Slides: Sunoikisis DC, session 9
This session aims to 1) give participants a good understanding of basic programming concepts and constructs in Python and 2) show how to use them in order to extract named entities (e.g. names of people, names of places) from text, a task also known as Named Entity Recognition (NER).
Our approach will be as task-oriented and hands-on as possible. In order to step directly into writing and executing some Python code, participants we will provided with an account to access an iPython notebook server (see instructions below). An iPython notebook is essentially a collection of code snippets and other resources (e.g. text, images, etc.) that are useful to understand what the code does (here an example). A notebook server is a web-based, interactive programming environment where such notebooks can be created and executed live.
In the following session we will cover some more advanced concepts including NER by means of regular expressions, the evaluation of NER systems and how to do some basic statistics of extracted named entitities.
- Introduction: Information Extraction and Named Entity Recognition (NER)
- NER: definitions and tasks (extraction, classification, disambiguation)
- basic programming concepts in Python (loops, if statements, exception catching, variables, functions, basic data structures, input/output)
- Doing NER from Latin texts with CLTK and NLTK
S. Bird, E. Klein and E. Loper, Natural Language Processing with Python, O’Reilly, 2009. Available at: http://www.nltk.org/book/:
Dan Jurafsky and James H. Martin. Speech and Language Processing, Chapter 21, p. 1-7 (Information Extraction). 3rd edition draft available at https://web.stanford.edu/~jurafsky/slp3/21.pdf.
- C. Neudecker, Named entity recognition for digitised historical newspapers.
- M. Romanello (2016), “Exploring Citation Networks to Study Intertextuality in Classics” in Digital Humanities Quarterly, 2(1). Available at http://www.digitalhumanities.org/dhq/vol/10/2/000255/000255.html

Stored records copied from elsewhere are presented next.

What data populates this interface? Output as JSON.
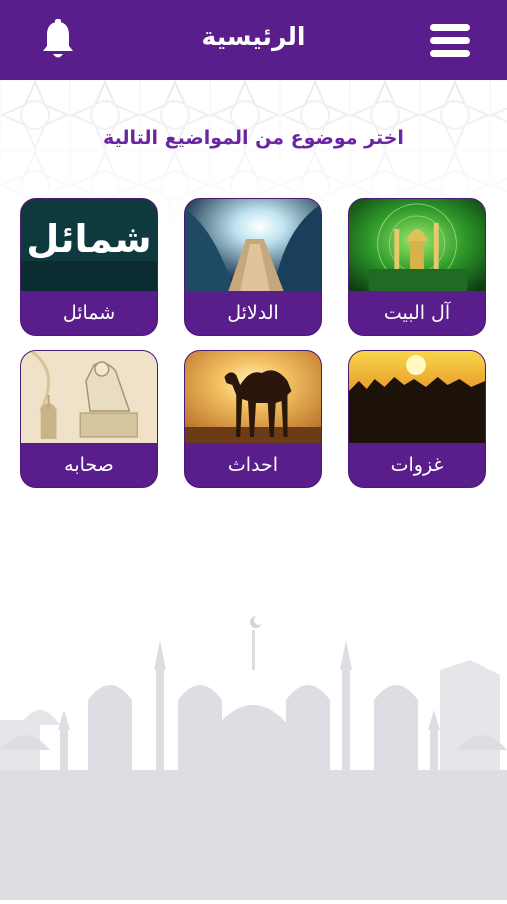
{
  "header": {
    "title": "الرئيسية",
    "menu_icon": "hamburger-menu-icon",
    "notification_icon": "bell-icon"
  },
  "subtitle": "اختر موضوع من المواضيع التالية",
  "tiles": [
    {
      "label": "آل البيت",
      "image": "green-shrine-calligraphy"
    },
    {
      "label": "الدلائل",
      "image": "parted-sea-path"
    },
    {
      "label": "شمائل",
      "image": "shamail-title-card",
      "image_text": "شمائل"
    },
    {
      "label": "غزوات",
      "image": "army-silhouettes-sunset"
    },
    {
      "label": "احداث",
      "image": "camel-at-sunset"
    },
    {
      "label": "صحابه",
      "image": "sketch-reading-figure"
    }
  ],
  "colors": {
    "primary": "#5a1d8c",
    "subtitle": "#6a26a0",
    "skyline": "#dedde3"
  }
}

- Giovanni Moretti, Sara Tonelli, Stefano Menini and Rachele Sprugnoli (2014). "ALCIDE: An online platform for the Analysis of Language and Content In a Digital Environment" . In Proceedings of the First Italian Conference on Computational Linguistics (CLIC-2014), Pisa, Italy. Available at http://www.fileli.unipi.it/projects/clic/proceedings/vol1/CLICIT2014152.pdf

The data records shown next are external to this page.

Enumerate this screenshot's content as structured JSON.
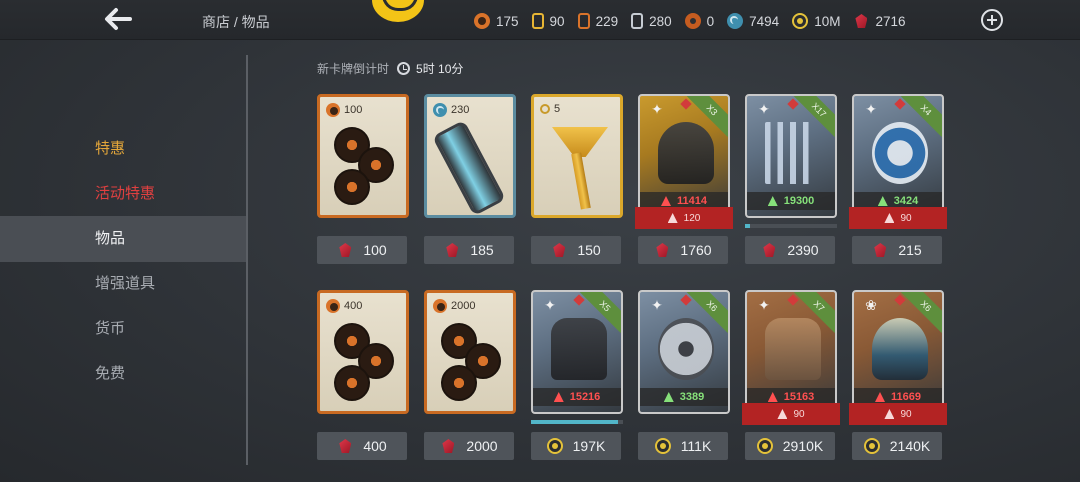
{
  "header": {
    "breadcrumb": "商店 / 物品",
    "currencies": [
      {
        "icon": "orange-coin-icon",
        "value": "175"
      },
      {
        "icon": "gold-key-card-icon",
        "value": "90"
      },
      {
        "icon": "orange-card-icon",
        "value": "229"
      },
      {
        "icon": "silver-card-icon",
        "value": "280"
      },
      {
        "icon": "radiation-icon",
        "value": "0"
      },
      {
        "icon": "swirl-icon",
        "value": "7494"
      },
      {
        "icon": "gold-coin-icon",
        "value": "10M"
      },
      {
        "icon": "ruby-gem-icon",
        "value": "2716"
      }
    ]
  },
  "sidebar": {
    "items": [
      {
        "label": "特惠"
      },
      {
        "label": "活动特惠"
      },
      {
        "label": "物品"
      },
      {
        "label": "增强道具"
      },
      {
        "label": "货币"
      },
      {
        "label": "免费"
      }
    ]
  },
  "countdown": {
    "label": "新卡牌倒计时",
    "time": "5时 10分"
  },
  "row1": [
    {
      "qty": "100",
      "price": "100",
      "currency": "gem"
    },
    {
      "qty": "230",
      "price": "185",
      "currency": "gem"
    },
    {
      "qty": "5",
      "price": "150",
      "currency": "gem"
    },
    {
      "count": "X3",
      "power": "11414",
      "power_color": "red",
      "req": "120",
      "price": "1760",
      "currency": "gem"
    },
    {
      "count": "X17",
      "power": "19300",
      "power_color": "green",
      "progress": 0.05,
      "price": "2390",
      "currency": "gem"
    },
    {
      "count": "X4",
      "power": "3424",
      "power_color": "green",
      "req": "90",
      "price": "215",
      "currency": "gem"
    }
  ],
  "row2": [
    {
      "qty": "400",
      "price": "400",
      "currency": "gem"
    },
    {
      "qty": "2000",
      "price": "2000",
      "currency": "gem"
    },
    {
      "count": "X5",
      "power": "15216",
      "power_color": "red",
      "progress": 0.95,
      "price": "197K",
      "currency": "coin"
    },
    {
      "count": "X6",
      "power": "3389",
      "power_color": "green",
      "price": "111K",
      "currency": "coin"
    },
    {
      "count": "X7",
      "power": "15163",
      "power_color": "red",
      "req": "90",
      "price": "2910K",
      "currency": "coin"
    },
    {
      "count": "X6",
      "power": "11669",
      "power_color": "red",
      "req": "90",
      "price": "2140K",
      "currency": "coin"
    }
  ],
  "colors": {
    "accent_red": "#b32323",
    "gold": "#f3c417",
    "progress": "#52b6c9"
  }
}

Using the iPython notebook server
- go to http://nlp.dainst.org:8888
- enter the password you should have received by email
- select a notebook by ticking the box beside the filename (extension

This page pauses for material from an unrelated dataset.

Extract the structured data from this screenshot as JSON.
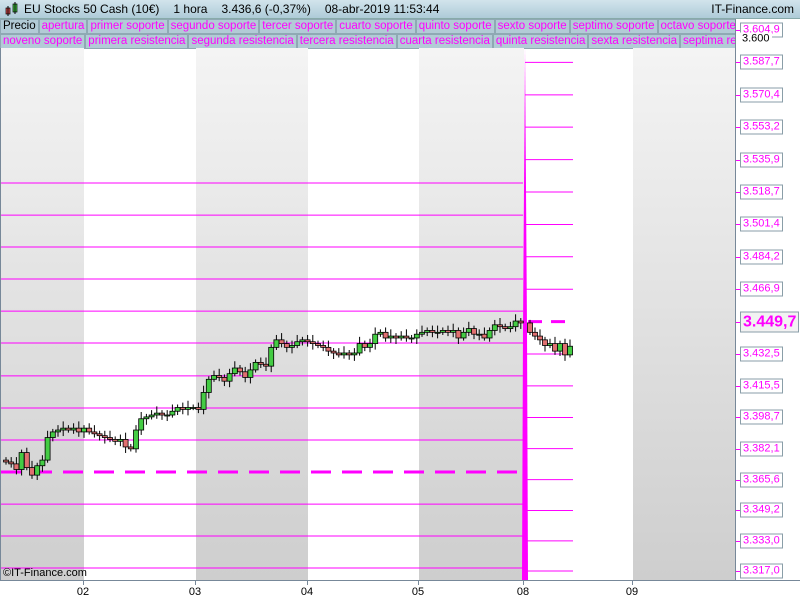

- press the
duplicatebutton that will appear
- select the notebook copy you just created (selection works as above)
- rename it by adding your initials at the end of the file name (e.g.
- you're done! -- during the common session you will be running and working on your copy of the notebooks
The exercise is described in last section of this notebook.
The student is asked to modify the code examples contained in the notebook to extract the named entities from the English translation of Caesar's De Bello Gallico, book 1, available from Perseus.